What the exercise asks
Each record must be reproduced exactly as it is shown.

Material for this exercise
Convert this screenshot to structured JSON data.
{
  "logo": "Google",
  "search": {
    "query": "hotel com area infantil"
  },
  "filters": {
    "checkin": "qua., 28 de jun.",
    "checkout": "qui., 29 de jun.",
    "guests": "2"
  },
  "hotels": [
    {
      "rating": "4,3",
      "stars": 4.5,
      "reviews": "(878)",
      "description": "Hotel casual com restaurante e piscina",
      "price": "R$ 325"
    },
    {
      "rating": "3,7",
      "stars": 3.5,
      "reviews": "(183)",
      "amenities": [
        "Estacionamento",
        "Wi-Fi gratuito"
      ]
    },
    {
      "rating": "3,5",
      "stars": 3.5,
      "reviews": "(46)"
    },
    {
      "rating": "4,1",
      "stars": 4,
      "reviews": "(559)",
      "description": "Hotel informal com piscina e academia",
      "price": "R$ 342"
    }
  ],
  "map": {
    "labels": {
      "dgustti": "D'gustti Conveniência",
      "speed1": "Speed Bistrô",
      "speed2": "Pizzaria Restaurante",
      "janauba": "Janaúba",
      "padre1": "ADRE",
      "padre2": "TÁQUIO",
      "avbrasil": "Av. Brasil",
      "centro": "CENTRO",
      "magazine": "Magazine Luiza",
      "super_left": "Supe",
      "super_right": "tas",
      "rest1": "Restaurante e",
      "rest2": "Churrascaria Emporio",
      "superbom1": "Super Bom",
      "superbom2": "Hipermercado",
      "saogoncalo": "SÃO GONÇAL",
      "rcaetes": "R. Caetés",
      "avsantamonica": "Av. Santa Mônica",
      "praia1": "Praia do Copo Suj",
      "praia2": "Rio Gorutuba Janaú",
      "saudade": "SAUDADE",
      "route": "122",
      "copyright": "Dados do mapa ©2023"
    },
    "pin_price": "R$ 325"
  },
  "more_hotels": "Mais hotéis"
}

Your solution
Convert this screenshot to structured JSON data.
{
  "logo": "Google",
  "search": {
    "query": "hotel com area infantil"
  },
  "filters": {
    "checkin": "qua., 28 de jun.",
    "checkout": "qui., 29 de jun.",
    "guests": "2"
  },
  "hotels": [
    {
      "rating": "4,3",
      "stars": 4.5,
      "reviews": "(878)",
      "description": "Hotel casual com restaurante e piscina",
      "price": "R$ 325"
    },
    {
      "rating": "3,7",
      "stars": 3.5,
      "reviews": "(183)",
      "amenities": [
        "Estacionamento",
        "Wi-Fi gratuito"
      ]
    },
    {
      "rating": "3,5",
      "stars": 3.5,
      "reviews": "(46)"
    },
    {
      "rating": "4,1",
      "stars": 4,
      "reviews": "(559)",
      "description": "Hotel informal com piscina e academia",
      "price": "R$ 342"
    }
  ],
  "map": {
    "labels": {
      "dgustti": "D'gustti Conveniência",
      "speed1": "Speed Bistrô",
      "speed2": "Pizzaria Restaurante",
      "janauba": "Janaúba",
      "padre1": "ADRE",
      "padre2": "TÁQUIO",
      "avbrasil": "Av. Brasil",
      "centro": "CENTRO",
      "magazine": "Magazine Luiza",
      "super_left": "Supe",
      "super_right": "tas",
      "rest1": "Restaurante e",
      "rest2": "Churrascaria Emporio",
      "superbom1": "Super Bom",
      "superbom2": "Hipermercado",
      "saogoncalo": "SÃO GONÇAL",
      "rcaetes": "R. Caetés",
      "avsantamonica": "Av. Santa Mônica",
      "praia1": "Praia do Copo Suj",
      "praia2": "Rio Gorutuba Janaú",
      "saudade": "SAUDADE",
      "route": "122",
      "copyright": "Dados do mapa ©2023"
    },
    "pin_price": "R$ 325"
  },
  "more_hotels": "Mais hotéis"
}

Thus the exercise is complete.